■ DIRECTIONS
All records must be quoted exactly. Omit the pictures.

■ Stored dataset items

>>>

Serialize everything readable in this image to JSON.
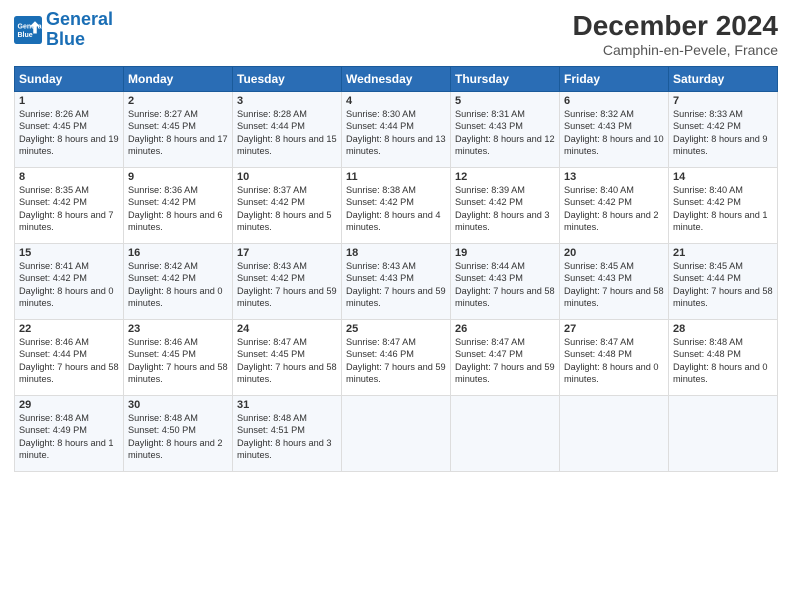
{
  "header": {
    "logo_line1": "General",
    "logo_line2": "Blue",
    "month": "December 2024",
    "location": "Camphin-en-Pevele, France"
  },
  "days_of_week": [
    "Sunday",
    "Monday",
    "Tuesday",
    "Wednesday",
    "Thursday",
    "Friday",
    "Saturday"
  ],
  "weeks": [
    [
      {
        "day": "1",
        "sunrise": "Sunrise: 8:26 AM",
        "sunset": "Sunset: 4:45 PM",
        "daylight": "Daylight: 8 hours and 19 minutes."
      },
      {
        "day": "2",
        "sunrise": "Sunrise: 8:27 AM",
        "sunset": "Sunset: 4:45 PM",
        "daylight": "Daylight: 8 hours and 17 minutes."
      },
      {
        "day": "3",
        "sunrise": "Sunrise: 8:28 AM",
        "sunset": "Sunset: 4:44 PM",
        "daylight": "Daylight: 8 hours and 15 minutes."
      },
      {
        "day": "4",
        "sunrise": "Sunrise: 8:30 AM",
        "sunset": "Sunset: 4:44 PM",
        "daylight": "Daylight: 8 hours and 13 minutes."
      },
      {
        "day": "5",
        "sunrise": "Sunrise: 8:31 AM",
        "sunset": "Sunset: 4:43 PM",
        "daylight": "Daylight: 8 hours and 12 minutes."
      },
      {
        "day": "6",
        "sunrise": "Sunrise: 8:32 AM",
        "sunset": "Sunset: 4:43 PM",
        "daylight": "Daylight: 8 hours and 10 minutes."
      },
      {
        "day": "7",
        "sunrise": "Sunrise: 8:33 AM",
        "sunset": "Sunset: 4:42 PM",
        "daylight": "Daylight: 8 hours and 9 minutes."
      }
    ],
    [
      {
        "day": "8",
        "sunrise": "Sunrise: 8:35 AM",
        "sunset": "Sunset: 4:42 PM",
        "daylight": "Daylight: 8 hours and 7 minutes."
      },
      {
        "day": "9",
        "sunrise": "Sunrise: 8:36 AM",
        "sunset": "Sunset: 4:42 PM",
        "daylight": "Daylight: 8 hours and 6 minutes."
      },
      {
        "day": "10",
        "sunrise": "Sunrise: 8:37 AM",
        "sunset": "Sunset: 4:42 PM",
        "daylight": "Daylight: 8 hours and 5 minutes."
      },
      {
        "day": "11",
        "sunrise": "Sunrise: 8:38 AM",
        "sunset": "Sunset: 4:42 PM",
        "daylight": "Daylight: 8 hours and 4 minutes."
      },
      {
        "day": "12",
        "sunrise": "Sunrise: 8:39 AM",
        "sunset": "Sunset: 4:42 PM",
        "daylight": "Daylight: 8 hours and 3 minutes."
      },
      {
        "day": "13",
        "sunrise": "Sunrise: 8:40 AM",
        "sunset": "Sunset: 4:42 PM",
        "daylight": "Daylight: 8 hours and 2 minutes."
      },
      {
        "day": "14",
        "sunrise": "Sunrise: 8:40 AM",
        "sunset": "Sunset: 4:42 PM",
        "daylight": "Daylight: 8 hours and 1 minute."
      }
    ],
    [
      {
        "day": "15",
        "sunrise": "Sunrise: 8:41 AM",
        "sunset": "Sunset: 4:42 PM",
        "daylight": "Daylight: 8 hours and 0 minutes."
      },
      {
        "day": "16",
        "sunrise": "Sunrise: 8:42 AM",
        "sunset": "Sunset: 4:42 PM",
        "daylight": "Daylight: 8 hours and 0 minutes."
      },
      {
        "day": "17",
        "sunrise": "Sunrise: 8:43 AM",
        "sunset": "Sunset: 4:42 PM",
        "daylight": "Daylight: 7 hours and 59 minutes."
      },
      {
        "day": "18",
        "sunrise": "Sunrise: 8:43 AM",
        "sunset": "Sunset: 4:43 PM",
        "daylight": "Daylight: 7 hours and 59 minutes."
      },
      {
        "day": "19",
        "sunrise": "Sunrise: 8:44 AM",
        "sunset": "Sunset: 4:43 PM",
        "daylight": "Daylight: 7 hours and 58 minutes."
      },
      {
        "day": "20",
        "sunrise": "Sunrise: 8:45 AM",
        "sunset": "Sunset: 4:43 PM",
        "daylight": "Daylight: 7 hours and 58 minutes."
      },
      {
        "day": "21",
        "sunrise": "Sunrise: 8:45 AM",
        "sunset": "Sunset: 4:44 PM",
        "daylight": "Daylight: 7 hours and 58 minutes."
      }
    ],
    [
      {
        "day": "22",
        "sunrise": "Sunrise: 8:46 AM",
        "sunset": "Sunset: 4:44 PM",
        "daylight": "Daylight: 7 hours and 58 minutes."
      },
      {
        "day": "23",
        "sunrise": "Sunrise: 8:46 AM",
        "sunset": "Sunset: 4:45 PM",
        "daylight": "Daylight: 7 hours and 58 minutes."
      },
      {
        "day": "24",
        "sunrise": "Sunrise: 8:47 AM",
        "sunset": "Sunset: 4:45 PM",
        "daylight": "Daylight: 7 hours and 58 minutes."
      },
      {
        "day": "25",
        "sunrise": "Sunrise: 8:47 AM",
        "sunset": "Sunset: 4:46 PM",
        "daylight": "Daylight: 7 hours and 59 minutes."
      },
      {
        "day": "26",
        "sunrise": "Sunrise: 8:47 AM",
        "sunset": "Sunset: 4:47 PM",
        "daylight": "Daylight: 7 hours and 59 minutes."
      },
      {
        "day": "27",
        "sunrise": "Sunrise: 8:47 AM",
        "sunset": "Sunset: 4:48 PM",
        "daylight": "Daylight: 8 hours and 0 minutes."
      },
      {
        "day": "28",
        "sunrise": "Sunrise: 8:48 AM",
        "sunset": "Sunset: 4:48 PM",
        "daylight": "Daylight: 8 hours and 0 minutes."
      }
    ],
    [
      {
        "day": "29",
        "sunrise": "Sunrise: 8:48 AM",
        "sunset": "Sunset: 4:49 PM",
        "daylight": "Daylight: 8 hours and 1 minute."
      },
      {
        "day": "30",
        "sunrise": "Sunrise: 8:48 AM",
        "sunset": "Sunset: 4:50 PM",
        "daylight": "Daylight: 8 hours and 2 minutes."
      },
      {
        "day": "31",
        "sunrise": "Sunrise: 8:48 AM",
        "sunset": "Sunset: 4:51 PM",
        "daylight": "Daylight: 8 hours and 3 minutes."
      },
      {
        "day": "",
        "sunrise": "",
        "sunset": "",
        "daylight": ""
      },
      {
        "day": "",
        "sunrise": "",
        "sunset": "",
        "daylight": ""
      },
      {
        "day": "",
        "sunrise": "",
        "sunset": "",
        "daylight": ""
      },
      {
        "day": "",
        "sunrise": "",
        "sunset": "",
        "daylight": ""
      }
    ]
  ]
}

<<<

■ OUTPUT OF THE TASK
Serialize everything readable in this image to JSON.
{
  "header": {
    "logo_line1": "General",
    "logo_line2": "Blue",
    "month": "December 2024",
    "location": "Camphin-en-Pevele, France"
  },
  "days_of_week": [
    "Sunday",
    "Monday",
    "Tuesday",
    "Wednesday",
    "Thursday",
    "Friday",
    "Saturday"
  ],
  "weeks": [
    [
      {
        "day": "1",
        "sunrise": "Sunrise: 8:26 AM",
        "sunset": "Sunset: 4:45 PM",
        "daylight": "Daylight: 8 hours and 19 minutes."
      },
      {
        "day": "2",
        "sunrise": "Sunrise: 8:27 AM",
        "sunset": "Sunset: 4:45 PM",
        "daylight": "Daylight: 8 hours and 17 minutes."
      },
      {
        "day": "3",
        "sunrise": "Sunrise: 8:28 AM",
        "sunset": "Sunset: 4:44 PM",
        "daylight": "Daylight: 8 hours and 15 minutes."
      },
      {
        "day": "4",
        "sunrise": "Sunrise: 8:30 AM",
        "sunset": "Sunset: 4:44 PM",
        "daylight": "Daylight: 8 hours and 13 minutes."
      },
      {
        "day": "5",
        "sunrise": "Sunrise: 8:31 AM",
        "sunset": "Sunset: 4:43 PM",
        "daylight": "Daylight: 8 hours and 12 minutes."
      },
      {
        "day": "6",
        "sunrise": "Sunrise: 8:32 AM",
        "sunset": "Sunset: 4:43 PM",
        "daylight": "Daylight: 8 hours and 10 minutes."
      },
      {
        "day": "7",
        "sunrise": "Sunrise: 8:33 AM",
        "sunset": "Sunset: 4:42 PM",
        "daylight": "Daylight: 8 hours and 9 minutes."
      }
    ],
    [
      {
        "day": "8",
        "sunrise": "Sunrise: 8:35 AM",
        "sunset": "Sunset: 4:42 PM",
        "daylight": "Daylight: 8 hours and 7 minutes."
      },
      {
        "day": "9",
        "sunrise": "Sunrise: 8:36 AM",
        "sunset": "Sunset: 4:42 PM",
        "daylight": "Daylight: 8 hours and 6 minutes."
      },
      {
        "day": "10",
        "sunrise": "Sunrise: 8:37 AM",
        "sunset": "Sunset: 4:42 PM",
        "daylight": "Daylight: 8 hours and 5 minutes."
      },
      {
        "day": "11",
        "sunrise": "Sunrise: 8:38 AM",
        "sunset": "Sunset: 4:42 PM",
        "daylight": "Daylight: 8 hours and 4 minutes."
      },
      {
        "day": "12",
        "sunrise": "Sunrise: 8:39 AM",
        "sunset": "Sunset: 4:42 PM",
        "daylight": "Daylight: 8 hours and 3 minutes."
      },
      {
        "day": "13",
        "sunrise": "Sunrise: 8:40 AM",
        "sunset": "Sunset: 4:42 PM",
        "daylight": "Daylight: 8 hours and 2 minutes."
      },
      {
        "day": "14",
        "sunrise": "Sunrise: 8:40 AM",
        "sunset": "Sunset: 4:42 PM",
        "daylight": "Daylight: 8 hours and 1 minute."
      }
    ],
    [
      {
        "day": "15",
        "sunrise": "Sunrise: 8:41 AM",
        "sunset": "Sunset: 4:42 PM",
        "daylight": "Daylight: 8 hours and 0 minutes."
      },
      {
        "day": "16",
        "sunrise": "Sunrise: 8:42 AM",
        "sunset": "Sunset: 4:42 PM",
        "daylight": "Daylight: 8 hours and 0 minutes."
      },
      {
        "day": "17",
        "sunrise": "Sunrise: 8:43 AM",
        "sunset": "Sunset: 4:42 PM",
        "daylight": "Daylight: 7 hours and 59 minutes."
      },
      {
        "day": "18",
        "sunrise": "Sunrise: 8:43 AM",
        "sunset": "Sunset: 4:43 PM",
        "daylight": "Daylight: 7 hours and 59 minutes."
      },
      {
        "day": "19",
        "sunrise": "Sunrise: 8:44 AM",
        "sunset": "Sunset: 4:43 PM",
        "daylight": "Daylight: 7 hours and 58 minutes."
      },
      {
        "day": "20",
        "sunrise": "Sunrise: 8:45 AM",
        "sunset": "Sunset: 4:43 PM",
        "daylight": "Daylight: 7 hours and 58 minutes."
      },
      {
        "day": "21",
        "sunrise": "Sunrise: 8:45 AM",
        "sunset": "Sunset: 4:44 PM",
        "daylight": "Daylight: 7 hours and 58 minutes."
      }
    ],
    [
      {
        "day": "22",
        "sunrise": "Sunrise: 8:46 AM",
        "sunset": "Sunset: 4:44 PM",
        "daylight": "Daylight: 7 hours and 58 minutes."
      },
      {
        "day": "23",
        "sunrise": "Sunrise: 8:46 AM",
        "sunset": "Sunset: 4:45 PM",
        "daylight": "Daylight: 7 hours and 58 minutes."
      },
      {
        "day": "24",
        "sunrise": "Sunrise: 8:47 AM",
        "sunset": "Sunset: 4:45 PM",
        "daylight": "Daylight: 7 hours and 58 minutes."
      },
      {
        "day": "25",
        "sunrise": "Sunrise: 8:47 AM",
        "sunset": "Sunset: 4:46 PM",
        "daylight": "Daylight: 7 hours and 59 minutes."
      },
      {
        "day": "26",
        "sunrise": "Sunrise: 8:47 AM",
        "sunset": "Sunset: 4:47 PM",
        "daylight": "Daylight: 7 hours and 59 minutes."
      },
      {
        "day": "27",
        "sunrise": "Sunrise: 8:47 AM",
        "sunset": "Sunset: 4:48 PM",
        "daylight": "Daylight: 8 hours and 0 minutes."
      },
      {
        "day": "28",
        "sunrise": "Sunrise: 8:48 AM",
        "sunset": "Sunset: 4:48 PM",
        "daylight": "Daylight: 8 hours and 0 minutes."
      }
    ],
    [
      {
        "day": "29",
        "sunrise": "Sunrise: 8:48 AM",
        "sunset": "Sunset: 4:49 PM",
        "daylight": "Daylight: 8 hours and 1 minute."
      },
      {
        "day": "30",
        "sunrise": "Sunrise: 8:48 AM",
        "sunset": "Sunset: 4:50 PM",
        "daylight": "Daylight: 8 hours and 2 minutes."
      },
      {
        "day": "31",
        "sunrise": "Sunrise: 8:48 AM",
        "sunset": "Sunset: 4:51 PM",
        "daylight": "Daylight: 8 hours and 3 minutes."
      },
      {
        "day": "",
        "sunrise": "",
        "sunset": "",
        "daylight": ""
      },
      {
        "day": "",
        "sunrise": "",
        "sunset": "",
        "daylight": ""
      },
      {
        "day": "",
        "sunrise": "",
        "sunset": "",
        "daylight": ""
      },
      {
        "day": "",
        "sunrise": "",
        "sunset": "",
        "daylight": ""
      }
    ]
  ]
}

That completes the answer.